China says there is little threat of rocket causing harm as it returns to Earth
Pentagon says it has no plans to shoot down rocket remnants expected to re-enter the atmosphere this weekend
China says the upper stage of its Long March 5B rocket that launched the core module of its space station will mostly burn up on re-entry, posing little threat to people and property on the ground.
Foreign Ministry spokesperson Wang Wenbing said Chinese authorities will release information about the re-entry of the rocket, expected over the weekend, in a "timely manner."
Wang said China "pays great attention to the re-entry of the upper stage of the rocket into the atmosphere."
"As far as I understand, this type of rocket adopts a special technical design, and the vast majority of the devices will be burnt up and destructed during the re-entry process, which has a very low probability of causing harm to aviation activities and the ground," Wang said at a regularly scheduled briefing.
The largest section of the rocket that launched the main module of China's first permanent space station into orbit is expected to plunge back to Earth as early as Saturday at an unknown location.
Usually, discarded rocket stages re-enter the atmosphere soon after liftoff, normally over water, and don't go into orbit.
China's space agency has yet to say whether the main stage of the huge Long March 5B rocket is being controlled or will make an uncontrolled descent. Last May, another Chinese rocket fell uncontrolled into the Atlantic Ocean off West Africa.
The Communist Party newspaper Global Times said the stage's "thin-skinned" aluminum-alloy exterior will easily burn up in the atmosphere, posing an extremely remote risk to people.
No plans to shoot down remnants: Pentagon
The U.S. Defence Department expects the rocket stage to fall to Earth on Saturday.
U.S. Defence Secretary Lloyd Austin said on Thursday there was no plan at this point to shoot down the remnants of the rocket. Speaking with reporters, Austin said the hope was the rocket would land in the ocean.
White House press secretary Jen Psaki said at a Wednesday briefing that U.S. Space Command was "aware of and tracking the location" of the Chinese rocket.
The non-profit Aerospace Corp. expects the debris to hit the Pacific near the equator after passing over eastern U.S. cities.
The rocket's orbit is below 41 degrees north latitude, which means Canada won't be in harm's way should anything manage to make it to land. (Most of Canada is above 49 degrees north latitude, with the country's southernmost point being 42 degrees.)
The Long March 5B rocket carried the main module of Tianhe, or Heavenly Harmony, into orbit on April 29. China is planning 10 more launches to carry additional parts of the space station into orbit.

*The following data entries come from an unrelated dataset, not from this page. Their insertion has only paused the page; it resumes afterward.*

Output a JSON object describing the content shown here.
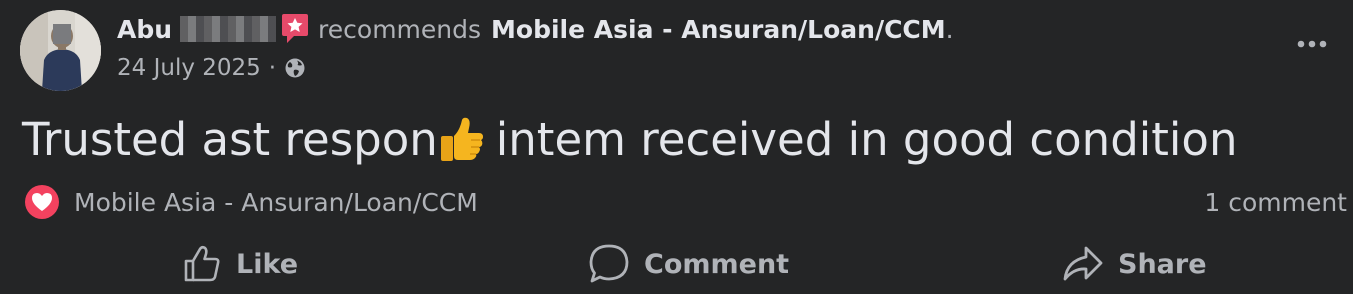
{
  "post": {
    "author": "Abu",
    "verb": "recommends",
    "page_name": "Mobile Asia - Ansuran/Loan/CCM",
    "period": ".",
    "date": "24 July 2025",
    "date_separator": "·",
    "audience_icon": "globe-icon",
    "text_before_emoji": "Trusted ast respon",
    "emoji": "thumbs-up",
    "text_after_emoji": "intem received in good condition"
  },
  "reactions": {
    "icon": "love-reaction",
    "page_label": "Mobile Asia - Ansuran/Loan/CCM",
    "comments": "1 comment"
  },
  "actions": {
    "like": "Like",
    "comment": "Comment",
    "share": "Share"
  },
  "colors": {
    "background": "#242526",
    "primary_text": "#e4e6eb",
    "secondary_text": "#b0b3b8",
    "love_red": "#f3425f",
    "badge_pink": "#e74a6a"
  }
}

The roughly 30-metre-long stage would be among the biggest space debris to fall to Earth.
The rocket that fell last May was the heaviest debris to fall uncontrolled since the former Soviet space station Salyut 7 in 1991.
China's first space station, Tiangong-1, crashed into the Pacific Ocean in 2016 after Beijing confirmed it had lost control. In 2019, the space agency controlled the demolition of its second station, Tiangong-2, in the atmosphere.
In March, debris from a Falcon 9 rocket launched by U.S. aeronautics company SpaceX fell to Earth in Washington and on the Oregon coast.
With files from Nicole Mortillaro and Reuters